Our cautious support for Gordon Brown's proposals is not based on the view that income tax should never go up, nor on the belief that the Government's present spending plans are perfect in every way. Far from it. Actually there is a strong case for more progressive taxation, including higher and lower income tax rates. And, though the state does not need to expand inexorably, it is possible to be persuaded that certain public services need more investment. In spite of all that, it is still right for the Labour Party, right now, to commit itself to no overall increase in tax and spending.
Labour is boxed in by its poor record. No one associates Labour with hauling back borrowing, bringing tax down, and reducing spending. In consequence, voters rarely take what Labour politicians say about tax and spending at face value. Everyone suspects that the old heart of old Labour still beats, and that the party's activist instincts, when staff and services are under strain, will be to cry out for more money as the obvious answer. Tony Blair and Gordon Brown fight these traditional instincts, but we know that they are having to fight them, and therefore they are still there.
Even Blair loyalists can't help themselves. Glenda Jackson made a terrific fuss this month about under-investment in London's Tube network. David Clark attacked government cuts in defence only yesterday. Yet the Government was absolutely right to start cutting defence spending; the MoD should be high on Labour's list for a spending review if it wins the election. Can't Labour politicians understand that lower spending (maybe, even, privatising services like underground commuter trains) is an important part of distributing social resources justly?
Until they do, until "new" Labour can prove that it can make balanced and fully informed decisions about spending while in power, rather than following more profligate instincts, voters will not trust the party's much-vaunted change. Nor will anyone be willing to fork out in higher taxes when and if a genuine and demonstrable need arises.
So Gordon Brown is right. A new Labour government should plan to spend two years getting to grips with existing budgets, and working out how best to spend them (a good principle anyway, after 18 years in opposition). Two years of austerity and prudence might set the public sector unions screaming, but it would do wonders for the credibility of a Labour health minister finally requesting extra cash, with the full facts at his fingertips. And who knows, during those months of management, many Labour MPs may discover to their surprise that all kinds of radical and creative things are possible without demanding additional cash.

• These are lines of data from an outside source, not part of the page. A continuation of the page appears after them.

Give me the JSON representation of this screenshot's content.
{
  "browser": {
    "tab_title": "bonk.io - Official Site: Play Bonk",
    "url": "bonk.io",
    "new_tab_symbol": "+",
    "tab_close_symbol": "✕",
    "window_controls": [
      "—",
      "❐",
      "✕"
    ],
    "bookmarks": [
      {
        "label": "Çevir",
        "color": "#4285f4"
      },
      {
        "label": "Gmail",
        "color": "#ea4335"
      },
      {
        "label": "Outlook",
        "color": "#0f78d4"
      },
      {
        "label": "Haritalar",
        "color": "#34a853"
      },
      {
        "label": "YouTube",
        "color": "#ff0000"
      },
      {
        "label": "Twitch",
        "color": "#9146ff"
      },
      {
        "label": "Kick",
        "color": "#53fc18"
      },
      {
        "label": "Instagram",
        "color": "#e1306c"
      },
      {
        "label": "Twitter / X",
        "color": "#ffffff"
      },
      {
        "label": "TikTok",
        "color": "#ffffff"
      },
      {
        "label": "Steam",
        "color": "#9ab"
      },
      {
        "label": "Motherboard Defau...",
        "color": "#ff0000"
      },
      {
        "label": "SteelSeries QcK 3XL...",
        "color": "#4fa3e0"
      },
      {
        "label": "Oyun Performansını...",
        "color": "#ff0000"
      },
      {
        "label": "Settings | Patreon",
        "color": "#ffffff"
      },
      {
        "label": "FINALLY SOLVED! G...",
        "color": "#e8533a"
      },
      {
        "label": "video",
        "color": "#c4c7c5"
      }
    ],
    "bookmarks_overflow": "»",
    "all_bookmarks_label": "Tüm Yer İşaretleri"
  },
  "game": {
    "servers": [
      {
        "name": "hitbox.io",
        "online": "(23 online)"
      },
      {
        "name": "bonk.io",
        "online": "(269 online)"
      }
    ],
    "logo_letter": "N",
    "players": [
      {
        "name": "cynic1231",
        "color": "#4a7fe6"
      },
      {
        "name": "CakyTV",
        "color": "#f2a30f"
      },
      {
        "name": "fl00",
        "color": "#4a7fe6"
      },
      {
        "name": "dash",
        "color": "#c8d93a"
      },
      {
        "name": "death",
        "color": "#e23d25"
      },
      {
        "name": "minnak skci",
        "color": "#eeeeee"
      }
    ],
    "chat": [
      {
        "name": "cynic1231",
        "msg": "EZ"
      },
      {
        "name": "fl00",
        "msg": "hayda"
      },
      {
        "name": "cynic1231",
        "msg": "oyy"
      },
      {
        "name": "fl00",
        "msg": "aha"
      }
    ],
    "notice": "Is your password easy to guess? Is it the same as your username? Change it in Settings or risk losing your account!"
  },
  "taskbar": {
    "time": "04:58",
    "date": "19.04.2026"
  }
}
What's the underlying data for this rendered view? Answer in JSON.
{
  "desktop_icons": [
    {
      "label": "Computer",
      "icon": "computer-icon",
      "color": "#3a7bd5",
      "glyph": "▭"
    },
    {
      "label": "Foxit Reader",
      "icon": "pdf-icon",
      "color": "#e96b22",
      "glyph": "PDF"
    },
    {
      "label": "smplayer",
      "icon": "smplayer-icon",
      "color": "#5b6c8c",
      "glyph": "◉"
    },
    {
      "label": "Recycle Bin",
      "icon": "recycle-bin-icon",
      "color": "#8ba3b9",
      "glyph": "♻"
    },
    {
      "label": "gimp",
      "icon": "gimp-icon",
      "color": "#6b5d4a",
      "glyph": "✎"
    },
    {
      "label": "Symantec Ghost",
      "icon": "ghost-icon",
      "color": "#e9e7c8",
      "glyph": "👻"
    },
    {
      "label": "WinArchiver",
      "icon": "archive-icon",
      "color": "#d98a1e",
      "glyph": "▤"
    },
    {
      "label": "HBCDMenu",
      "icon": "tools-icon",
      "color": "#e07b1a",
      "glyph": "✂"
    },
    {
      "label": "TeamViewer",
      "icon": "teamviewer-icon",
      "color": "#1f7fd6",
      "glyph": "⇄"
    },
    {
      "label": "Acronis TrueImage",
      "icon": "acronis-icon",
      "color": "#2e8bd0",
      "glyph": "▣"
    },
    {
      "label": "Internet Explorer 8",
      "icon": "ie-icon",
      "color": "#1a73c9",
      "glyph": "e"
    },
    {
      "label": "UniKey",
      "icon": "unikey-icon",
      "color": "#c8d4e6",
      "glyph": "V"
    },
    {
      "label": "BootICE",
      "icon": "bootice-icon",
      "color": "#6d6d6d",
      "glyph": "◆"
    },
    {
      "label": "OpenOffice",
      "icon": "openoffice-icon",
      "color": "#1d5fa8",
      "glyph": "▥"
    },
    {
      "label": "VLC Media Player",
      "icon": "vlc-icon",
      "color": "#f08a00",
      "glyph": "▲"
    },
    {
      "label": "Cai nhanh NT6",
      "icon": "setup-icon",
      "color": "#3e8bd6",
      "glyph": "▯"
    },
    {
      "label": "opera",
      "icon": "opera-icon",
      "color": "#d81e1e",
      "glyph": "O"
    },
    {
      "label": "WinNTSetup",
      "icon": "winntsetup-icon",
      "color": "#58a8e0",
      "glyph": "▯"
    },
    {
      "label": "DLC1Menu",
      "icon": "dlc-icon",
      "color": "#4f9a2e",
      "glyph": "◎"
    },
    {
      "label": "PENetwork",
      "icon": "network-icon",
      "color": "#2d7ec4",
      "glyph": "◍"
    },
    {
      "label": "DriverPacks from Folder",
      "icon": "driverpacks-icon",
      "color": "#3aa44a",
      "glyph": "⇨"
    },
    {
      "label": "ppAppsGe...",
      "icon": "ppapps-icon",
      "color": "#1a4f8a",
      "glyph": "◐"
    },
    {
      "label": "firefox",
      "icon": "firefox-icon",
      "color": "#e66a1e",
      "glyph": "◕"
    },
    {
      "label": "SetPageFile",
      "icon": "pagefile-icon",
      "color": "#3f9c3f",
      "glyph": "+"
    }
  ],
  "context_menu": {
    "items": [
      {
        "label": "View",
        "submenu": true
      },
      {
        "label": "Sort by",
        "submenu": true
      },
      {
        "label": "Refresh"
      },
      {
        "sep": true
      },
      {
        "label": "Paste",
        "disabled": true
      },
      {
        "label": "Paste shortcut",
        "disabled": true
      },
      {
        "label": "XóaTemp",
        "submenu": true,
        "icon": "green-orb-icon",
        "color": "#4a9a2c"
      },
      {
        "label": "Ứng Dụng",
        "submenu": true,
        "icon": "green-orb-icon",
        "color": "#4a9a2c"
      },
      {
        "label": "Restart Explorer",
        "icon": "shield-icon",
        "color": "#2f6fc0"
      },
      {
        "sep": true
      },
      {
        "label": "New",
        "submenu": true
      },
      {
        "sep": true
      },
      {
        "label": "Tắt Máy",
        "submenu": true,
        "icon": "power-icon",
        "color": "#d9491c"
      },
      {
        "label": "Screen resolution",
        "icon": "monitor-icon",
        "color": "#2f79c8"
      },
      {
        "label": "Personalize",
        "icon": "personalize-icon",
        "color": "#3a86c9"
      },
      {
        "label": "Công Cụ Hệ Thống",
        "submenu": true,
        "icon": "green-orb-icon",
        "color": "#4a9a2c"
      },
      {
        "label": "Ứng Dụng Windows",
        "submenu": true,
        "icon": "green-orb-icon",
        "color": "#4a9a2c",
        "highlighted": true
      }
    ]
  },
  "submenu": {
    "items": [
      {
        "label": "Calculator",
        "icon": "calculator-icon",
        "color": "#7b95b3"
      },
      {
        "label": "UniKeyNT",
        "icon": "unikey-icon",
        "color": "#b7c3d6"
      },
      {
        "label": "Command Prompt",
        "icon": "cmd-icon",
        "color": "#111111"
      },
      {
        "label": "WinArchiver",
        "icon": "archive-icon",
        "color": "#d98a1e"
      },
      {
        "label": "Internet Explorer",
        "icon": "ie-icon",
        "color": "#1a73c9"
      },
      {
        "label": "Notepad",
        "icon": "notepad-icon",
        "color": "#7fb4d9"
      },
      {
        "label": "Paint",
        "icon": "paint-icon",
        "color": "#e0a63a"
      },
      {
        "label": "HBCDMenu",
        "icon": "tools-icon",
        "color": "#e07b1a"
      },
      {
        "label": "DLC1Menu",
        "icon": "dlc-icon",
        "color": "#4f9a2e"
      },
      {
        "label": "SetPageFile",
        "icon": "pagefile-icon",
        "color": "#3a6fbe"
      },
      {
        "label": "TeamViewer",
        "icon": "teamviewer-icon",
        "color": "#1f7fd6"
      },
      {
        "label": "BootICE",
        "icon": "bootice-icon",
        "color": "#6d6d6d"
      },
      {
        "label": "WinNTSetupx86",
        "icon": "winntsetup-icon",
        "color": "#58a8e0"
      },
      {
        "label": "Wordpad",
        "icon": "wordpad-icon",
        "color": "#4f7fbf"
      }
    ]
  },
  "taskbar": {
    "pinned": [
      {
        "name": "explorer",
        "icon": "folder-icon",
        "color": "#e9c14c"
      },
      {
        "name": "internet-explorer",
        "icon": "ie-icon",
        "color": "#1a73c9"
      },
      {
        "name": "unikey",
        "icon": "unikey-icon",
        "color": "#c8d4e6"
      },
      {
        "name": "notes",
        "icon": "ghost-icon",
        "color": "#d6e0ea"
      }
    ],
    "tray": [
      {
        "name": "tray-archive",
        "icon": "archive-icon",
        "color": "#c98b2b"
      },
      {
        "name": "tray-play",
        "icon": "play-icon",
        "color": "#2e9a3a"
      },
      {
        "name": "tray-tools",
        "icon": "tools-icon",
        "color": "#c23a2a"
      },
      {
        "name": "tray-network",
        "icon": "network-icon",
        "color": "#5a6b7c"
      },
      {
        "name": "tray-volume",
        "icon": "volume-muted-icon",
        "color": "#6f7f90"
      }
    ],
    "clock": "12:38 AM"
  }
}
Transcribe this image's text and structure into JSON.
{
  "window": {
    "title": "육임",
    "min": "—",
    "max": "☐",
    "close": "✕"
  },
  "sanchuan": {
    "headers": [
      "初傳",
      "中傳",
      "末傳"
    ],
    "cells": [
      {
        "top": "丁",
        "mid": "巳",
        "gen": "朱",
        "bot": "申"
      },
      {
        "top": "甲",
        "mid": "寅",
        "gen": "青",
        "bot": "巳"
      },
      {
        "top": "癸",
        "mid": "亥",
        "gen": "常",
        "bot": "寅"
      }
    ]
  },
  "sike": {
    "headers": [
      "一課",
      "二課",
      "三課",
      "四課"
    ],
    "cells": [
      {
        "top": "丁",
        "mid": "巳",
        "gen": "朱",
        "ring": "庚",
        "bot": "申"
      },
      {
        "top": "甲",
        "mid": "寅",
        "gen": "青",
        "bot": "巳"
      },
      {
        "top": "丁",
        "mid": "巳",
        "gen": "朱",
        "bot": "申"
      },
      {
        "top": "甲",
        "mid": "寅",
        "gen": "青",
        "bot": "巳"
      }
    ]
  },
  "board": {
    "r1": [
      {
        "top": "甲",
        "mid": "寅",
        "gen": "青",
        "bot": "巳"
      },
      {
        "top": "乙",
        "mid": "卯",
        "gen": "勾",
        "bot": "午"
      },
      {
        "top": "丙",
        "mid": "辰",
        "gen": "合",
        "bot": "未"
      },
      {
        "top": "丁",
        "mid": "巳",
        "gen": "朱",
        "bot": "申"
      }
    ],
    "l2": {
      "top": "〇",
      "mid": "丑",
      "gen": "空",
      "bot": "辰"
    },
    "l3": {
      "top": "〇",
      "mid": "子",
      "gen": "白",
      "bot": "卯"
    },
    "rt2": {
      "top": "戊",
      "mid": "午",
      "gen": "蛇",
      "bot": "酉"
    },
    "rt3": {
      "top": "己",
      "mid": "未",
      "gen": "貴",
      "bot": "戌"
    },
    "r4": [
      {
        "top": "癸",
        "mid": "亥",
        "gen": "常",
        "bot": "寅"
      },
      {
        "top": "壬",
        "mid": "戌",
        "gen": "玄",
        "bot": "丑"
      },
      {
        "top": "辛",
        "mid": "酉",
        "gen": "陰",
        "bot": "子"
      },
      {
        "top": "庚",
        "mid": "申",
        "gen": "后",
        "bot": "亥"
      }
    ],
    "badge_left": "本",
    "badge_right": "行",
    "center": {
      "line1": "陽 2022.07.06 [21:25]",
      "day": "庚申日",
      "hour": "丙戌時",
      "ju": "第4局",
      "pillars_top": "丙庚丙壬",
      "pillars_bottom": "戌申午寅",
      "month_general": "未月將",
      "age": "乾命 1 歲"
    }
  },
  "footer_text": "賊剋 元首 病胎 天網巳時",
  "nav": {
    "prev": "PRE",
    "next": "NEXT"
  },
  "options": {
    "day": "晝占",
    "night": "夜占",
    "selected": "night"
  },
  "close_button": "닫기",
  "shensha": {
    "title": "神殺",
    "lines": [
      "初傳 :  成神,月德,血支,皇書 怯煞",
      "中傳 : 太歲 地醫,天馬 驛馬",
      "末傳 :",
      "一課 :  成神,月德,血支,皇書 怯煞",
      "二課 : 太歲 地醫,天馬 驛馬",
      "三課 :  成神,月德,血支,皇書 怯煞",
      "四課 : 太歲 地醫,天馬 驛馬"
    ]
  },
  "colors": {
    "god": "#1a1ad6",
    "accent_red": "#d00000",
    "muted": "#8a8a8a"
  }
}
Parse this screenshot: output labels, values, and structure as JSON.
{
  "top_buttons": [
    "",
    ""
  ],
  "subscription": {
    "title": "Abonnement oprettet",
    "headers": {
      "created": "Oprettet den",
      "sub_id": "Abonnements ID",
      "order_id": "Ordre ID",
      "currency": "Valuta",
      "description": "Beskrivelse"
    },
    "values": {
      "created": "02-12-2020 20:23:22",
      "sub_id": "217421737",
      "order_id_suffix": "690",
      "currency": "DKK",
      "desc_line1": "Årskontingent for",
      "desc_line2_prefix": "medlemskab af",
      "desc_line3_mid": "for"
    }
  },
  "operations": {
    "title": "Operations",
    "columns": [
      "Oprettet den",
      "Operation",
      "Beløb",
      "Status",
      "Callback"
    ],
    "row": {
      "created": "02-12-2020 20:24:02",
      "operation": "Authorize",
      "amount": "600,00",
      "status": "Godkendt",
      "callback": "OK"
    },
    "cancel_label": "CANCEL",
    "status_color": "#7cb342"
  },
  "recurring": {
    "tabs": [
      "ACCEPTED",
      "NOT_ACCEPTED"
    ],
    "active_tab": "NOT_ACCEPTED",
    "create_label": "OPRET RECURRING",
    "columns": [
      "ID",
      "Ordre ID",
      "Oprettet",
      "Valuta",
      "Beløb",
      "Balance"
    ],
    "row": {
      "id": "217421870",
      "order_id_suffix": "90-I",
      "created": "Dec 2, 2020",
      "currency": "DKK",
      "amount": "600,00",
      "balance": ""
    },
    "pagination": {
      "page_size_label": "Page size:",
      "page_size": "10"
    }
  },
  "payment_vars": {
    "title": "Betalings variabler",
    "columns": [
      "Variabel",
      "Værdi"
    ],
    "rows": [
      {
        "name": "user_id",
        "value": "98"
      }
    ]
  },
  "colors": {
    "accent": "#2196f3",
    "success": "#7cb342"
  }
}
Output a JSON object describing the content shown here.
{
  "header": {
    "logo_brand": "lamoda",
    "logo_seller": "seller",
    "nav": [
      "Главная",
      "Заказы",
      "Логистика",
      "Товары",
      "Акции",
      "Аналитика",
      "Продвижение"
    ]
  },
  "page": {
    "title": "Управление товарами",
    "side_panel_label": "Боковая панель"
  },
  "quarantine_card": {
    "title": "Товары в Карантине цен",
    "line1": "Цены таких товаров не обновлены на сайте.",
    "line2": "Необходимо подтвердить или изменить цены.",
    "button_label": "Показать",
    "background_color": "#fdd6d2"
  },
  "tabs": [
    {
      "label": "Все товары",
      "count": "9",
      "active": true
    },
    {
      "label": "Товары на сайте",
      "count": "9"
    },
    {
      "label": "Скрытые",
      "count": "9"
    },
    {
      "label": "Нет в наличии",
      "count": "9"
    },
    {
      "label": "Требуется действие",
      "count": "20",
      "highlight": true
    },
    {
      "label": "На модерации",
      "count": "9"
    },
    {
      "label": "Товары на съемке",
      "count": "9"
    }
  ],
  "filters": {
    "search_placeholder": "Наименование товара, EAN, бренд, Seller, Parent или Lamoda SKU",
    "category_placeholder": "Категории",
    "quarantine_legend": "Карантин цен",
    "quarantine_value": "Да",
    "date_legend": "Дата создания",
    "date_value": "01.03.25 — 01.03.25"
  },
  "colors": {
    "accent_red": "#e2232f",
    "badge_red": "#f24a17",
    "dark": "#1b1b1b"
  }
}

The same is true for taxes. When Labour politicians talk about raising taxes on the rich, again, no one takes their words at face value. For most voters, any Labour talk of tax changes is likely to bring the two words "thin" and "wedge" into close proximity. Labour has to prove in power that it does not want to tax the rich out of envy, and everyone else out of puritanical zeal, before it can build a consensus for a more redistributive tax system. And if that means ruling out major income tax changes for a parliament, so be it.
Smooth speeches from a shadow Chancellor are only the start of tackling Labour's credibility deficit. The party will have to prove in government that it can actually put Gordon Brown's promises into practice. Swanning into Whitehall the day after the election, then throwing up their hands in horror and clucking, "We've seen the books, it is much, much worse than we thought," simply will not wash. Of course Labour politicians do not know all the details of the public finances. In truth, though, they know most of it, and, most importantly, they know what they don't know, and therefore what they should not make promises about.
Brown and Blair have taken a risk by belting themselves in so tightly. Sticking to the control total for 1998/99 will not be easy for any government, Conservative or Labour. With so much to lose, they might come to wish they had given themselves more room to manoeuvre. But it is a good gamble, and a tough-minded one.
There are those who think Mr Blair will vindicate his reform of the party simply by winning an election. But victory itself is not enough. Labour will only prove itself to be truly "new" when it demonstrates that it can govern responsibly, stick to the promises it made the voters, and resist the temptation to indulge itself. Thereafter, maybe, voters will trust the party to redistribute wealth, and risk a new balance of spending. But not until then - and that probably means not until a second term.